> RECORDED DATA
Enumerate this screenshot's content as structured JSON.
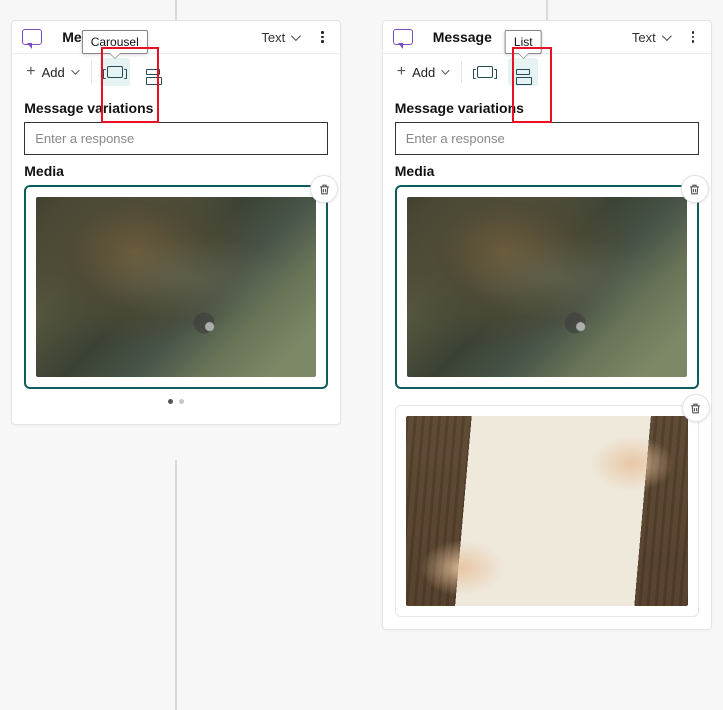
{
  "left": {
    "title": "Message",
    "text_dropdown": "Text",
    "add_label": "Add",
    "tooltip": "Carousel",
    "section_variations": "Message variations",
    "response_placeholder": "Enter a response",
    "section_media": "Media"
  },
  "right": {
    "title": "Message",
    "text_dropdown": "Text",
    "add_label": "Add",
    "tooltip": "List",
    "section_variations": "Message variations",
    "response_placeholder": "Enter a response",
    "section_media": "Media"
  }
}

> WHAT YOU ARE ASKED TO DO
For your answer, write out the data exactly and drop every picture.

> YOUR RESPONSE
Enumerate this screenshot's content as structured JSON.
{
  "left": {
    "title": "Message",
    "text_dropdown": "Text",
    "add_label": "Add",
    "tooltip": "Carousel",
    "section_variations": "Message variations",
    "response_placeholder": "Enter a response",
    "section_media": "Media"
  },
  "right": {
    "title": "Message",
    "text_dropdown": "Text",
    "add_label": "Add",
    "tooltip": "List",
    "section_variations": "Message variations",
    "response_placeholder": "Enter a response",
    "section_media": "Media"
  }
}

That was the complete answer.